For kitties, catnip is truly our friend! Not all cats respond to catnip, but many do, and it is wonderful for calming down their anxiety. I started giving it to Punkin when I first realized he had PTSD and his anxiety levels were terribly high. It did not take him long to realize this stuff helps, and to start seeking it out on his own when he gets too anxious. I get super soft, fuzzy socks from the dollar store for this purpose. I put some catnip in a small rag, tie it up, and put it in the sock. Punkin also likes jingle bells, so I have some with bells inside, some without. He picks whatever he likes when he needs his ‘nip. Since catnip does not work for dogs, I used to give Bear valerian root pills. The smell is very strong and it tastes pretty yukky, so it was not easy to get him to take it at first. It did not take him long to realize that it helped though. In fact, he began going to where I stored it to let me know when he needed some valerian, like during thunder storms which terrified him.
Some pet parents prefer medications from their veterinarians. I have no experience with that, so unfortunately I cannot help. No doubt your vet can offer plenty of information though.
Here are a couple of interesting final thoughts…
Since I have Complex PTSD, which is very similar to PTSD, Punkin and I understand each other VERY well. In fact, he knows when my symptoms are flaring up, and comes to my aid. When I have a flashback, he demands my attention no matter what by meowing loudly or getting in my face. When I am anxious or depressed, he offers low key love. And, when his symptoms flare up, if I do not notice first, another one of our cats does the same things for him that he does for me. She is his natural born service cat!

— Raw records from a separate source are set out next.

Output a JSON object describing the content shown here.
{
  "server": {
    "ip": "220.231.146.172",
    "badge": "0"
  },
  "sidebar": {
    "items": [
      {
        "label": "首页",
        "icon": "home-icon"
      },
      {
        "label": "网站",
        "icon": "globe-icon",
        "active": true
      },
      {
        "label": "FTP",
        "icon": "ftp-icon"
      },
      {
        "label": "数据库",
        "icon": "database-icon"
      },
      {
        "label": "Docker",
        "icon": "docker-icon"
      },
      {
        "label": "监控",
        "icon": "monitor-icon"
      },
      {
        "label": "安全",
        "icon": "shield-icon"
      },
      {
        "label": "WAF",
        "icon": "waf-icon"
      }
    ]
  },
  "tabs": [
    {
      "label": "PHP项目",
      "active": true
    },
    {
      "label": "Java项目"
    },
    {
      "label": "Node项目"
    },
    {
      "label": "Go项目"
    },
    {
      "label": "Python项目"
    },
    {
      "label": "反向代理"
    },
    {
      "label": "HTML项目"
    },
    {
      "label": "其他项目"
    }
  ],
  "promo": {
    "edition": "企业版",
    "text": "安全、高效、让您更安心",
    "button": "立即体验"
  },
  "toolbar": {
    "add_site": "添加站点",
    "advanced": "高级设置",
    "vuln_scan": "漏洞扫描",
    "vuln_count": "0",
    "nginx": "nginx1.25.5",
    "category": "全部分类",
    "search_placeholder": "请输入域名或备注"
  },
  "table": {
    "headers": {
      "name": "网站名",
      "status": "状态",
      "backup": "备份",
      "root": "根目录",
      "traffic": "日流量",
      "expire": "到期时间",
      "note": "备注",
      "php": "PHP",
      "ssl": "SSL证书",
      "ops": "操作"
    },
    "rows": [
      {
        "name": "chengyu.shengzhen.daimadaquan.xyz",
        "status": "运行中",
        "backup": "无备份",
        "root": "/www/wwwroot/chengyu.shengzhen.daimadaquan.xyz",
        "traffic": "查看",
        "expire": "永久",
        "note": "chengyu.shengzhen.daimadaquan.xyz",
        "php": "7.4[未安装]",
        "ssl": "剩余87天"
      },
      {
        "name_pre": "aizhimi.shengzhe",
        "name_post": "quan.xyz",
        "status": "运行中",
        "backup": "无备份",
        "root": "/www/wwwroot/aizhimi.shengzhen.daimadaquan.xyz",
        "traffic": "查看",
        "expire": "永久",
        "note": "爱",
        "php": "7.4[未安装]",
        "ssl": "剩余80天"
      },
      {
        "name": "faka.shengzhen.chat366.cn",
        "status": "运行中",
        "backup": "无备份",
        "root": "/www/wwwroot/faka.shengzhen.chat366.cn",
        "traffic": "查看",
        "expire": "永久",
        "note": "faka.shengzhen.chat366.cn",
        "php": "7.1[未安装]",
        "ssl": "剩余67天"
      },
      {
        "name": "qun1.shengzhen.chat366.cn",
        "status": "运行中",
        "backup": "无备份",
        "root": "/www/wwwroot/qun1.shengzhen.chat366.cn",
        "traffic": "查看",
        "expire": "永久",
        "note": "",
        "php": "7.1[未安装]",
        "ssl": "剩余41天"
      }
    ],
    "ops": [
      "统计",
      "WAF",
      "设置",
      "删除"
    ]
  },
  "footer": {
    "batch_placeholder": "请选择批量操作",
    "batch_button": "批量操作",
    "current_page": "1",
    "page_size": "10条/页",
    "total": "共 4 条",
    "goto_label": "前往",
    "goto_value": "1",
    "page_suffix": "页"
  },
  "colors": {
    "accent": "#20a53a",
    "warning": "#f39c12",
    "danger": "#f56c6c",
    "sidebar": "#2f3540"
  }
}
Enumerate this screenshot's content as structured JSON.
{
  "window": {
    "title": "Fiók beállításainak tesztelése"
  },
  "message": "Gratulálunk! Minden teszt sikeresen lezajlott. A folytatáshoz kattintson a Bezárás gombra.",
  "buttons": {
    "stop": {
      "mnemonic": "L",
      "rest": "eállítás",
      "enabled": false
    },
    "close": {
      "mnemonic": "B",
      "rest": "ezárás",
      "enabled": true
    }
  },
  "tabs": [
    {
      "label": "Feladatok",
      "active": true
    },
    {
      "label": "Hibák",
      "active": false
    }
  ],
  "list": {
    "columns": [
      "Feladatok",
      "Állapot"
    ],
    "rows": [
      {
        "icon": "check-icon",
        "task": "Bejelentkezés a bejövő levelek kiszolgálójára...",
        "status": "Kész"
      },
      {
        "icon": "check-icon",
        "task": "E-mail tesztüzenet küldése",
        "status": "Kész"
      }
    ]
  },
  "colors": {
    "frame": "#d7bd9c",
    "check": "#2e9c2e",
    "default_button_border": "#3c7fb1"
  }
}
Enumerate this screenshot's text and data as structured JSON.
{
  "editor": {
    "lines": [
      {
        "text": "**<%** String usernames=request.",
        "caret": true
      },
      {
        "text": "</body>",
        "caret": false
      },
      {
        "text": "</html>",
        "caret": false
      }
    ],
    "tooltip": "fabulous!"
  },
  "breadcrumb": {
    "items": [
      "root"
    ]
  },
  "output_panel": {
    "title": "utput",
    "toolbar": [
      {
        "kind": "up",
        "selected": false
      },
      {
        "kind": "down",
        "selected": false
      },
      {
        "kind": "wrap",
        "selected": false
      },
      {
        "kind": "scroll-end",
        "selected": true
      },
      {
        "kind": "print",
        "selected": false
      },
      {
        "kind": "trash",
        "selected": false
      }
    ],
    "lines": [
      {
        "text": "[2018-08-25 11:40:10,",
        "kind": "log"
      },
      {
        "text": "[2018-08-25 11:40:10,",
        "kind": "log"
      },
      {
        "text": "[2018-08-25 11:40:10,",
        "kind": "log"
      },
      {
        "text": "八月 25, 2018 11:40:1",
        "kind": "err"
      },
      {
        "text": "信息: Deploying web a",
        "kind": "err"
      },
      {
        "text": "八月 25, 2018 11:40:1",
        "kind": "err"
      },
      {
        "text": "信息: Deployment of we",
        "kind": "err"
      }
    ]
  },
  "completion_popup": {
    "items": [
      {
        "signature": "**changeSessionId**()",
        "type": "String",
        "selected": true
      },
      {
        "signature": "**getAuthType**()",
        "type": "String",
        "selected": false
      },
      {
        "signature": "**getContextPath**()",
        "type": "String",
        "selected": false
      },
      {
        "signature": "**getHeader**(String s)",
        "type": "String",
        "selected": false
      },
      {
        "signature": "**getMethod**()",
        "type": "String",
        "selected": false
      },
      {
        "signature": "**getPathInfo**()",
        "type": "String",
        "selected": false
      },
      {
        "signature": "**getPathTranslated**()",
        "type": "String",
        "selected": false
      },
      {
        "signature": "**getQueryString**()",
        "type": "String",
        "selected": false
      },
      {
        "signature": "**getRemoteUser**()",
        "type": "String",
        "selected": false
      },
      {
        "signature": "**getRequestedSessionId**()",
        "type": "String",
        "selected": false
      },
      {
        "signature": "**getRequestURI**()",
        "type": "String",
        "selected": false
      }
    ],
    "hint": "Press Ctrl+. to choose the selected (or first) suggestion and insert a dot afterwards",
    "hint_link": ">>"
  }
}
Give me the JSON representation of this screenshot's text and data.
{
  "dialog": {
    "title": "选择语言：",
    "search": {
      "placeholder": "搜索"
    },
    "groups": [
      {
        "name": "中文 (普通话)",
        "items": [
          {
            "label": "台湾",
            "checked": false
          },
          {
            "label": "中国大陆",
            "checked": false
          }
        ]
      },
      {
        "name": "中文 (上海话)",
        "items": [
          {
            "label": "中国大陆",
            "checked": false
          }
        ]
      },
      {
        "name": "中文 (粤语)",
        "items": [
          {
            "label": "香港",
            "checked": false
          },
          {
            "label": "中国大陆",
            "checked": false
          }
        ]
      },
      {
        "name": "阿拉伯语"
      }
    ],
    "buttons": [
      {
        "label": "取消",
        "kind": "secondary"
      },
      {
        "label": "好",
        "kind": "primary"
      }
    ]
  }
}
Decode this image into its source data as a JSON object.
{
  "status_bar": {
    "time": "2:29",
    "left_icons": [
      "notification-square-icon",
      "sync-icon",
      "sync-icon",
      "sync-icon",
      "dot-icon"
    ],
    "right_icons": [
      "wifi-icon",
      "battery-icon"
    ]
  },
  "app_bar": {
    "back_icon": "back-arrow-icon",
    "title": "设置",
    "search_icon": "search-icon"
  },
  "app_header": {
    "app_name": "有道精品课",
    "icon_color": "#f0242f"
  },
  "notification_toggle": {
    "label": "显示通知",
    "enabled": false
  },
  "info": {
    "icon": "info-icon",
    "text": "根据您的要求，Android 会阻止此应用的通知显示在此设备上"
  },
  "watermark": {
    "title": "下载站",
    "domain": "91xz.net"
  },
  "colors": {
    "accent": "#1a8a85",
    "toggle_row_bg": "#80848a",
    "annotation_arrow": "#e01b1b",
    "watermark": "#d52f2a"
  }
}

If you too have a pet with PTSD, following these steps really can help. I am happy to say that Bear turned into a very loving, gentle dog from an aggressive and insecure one. Punkin’s symptoms are now managed very well. He rarely has flashbacks anymore, and his anxiety levels are much lower in general.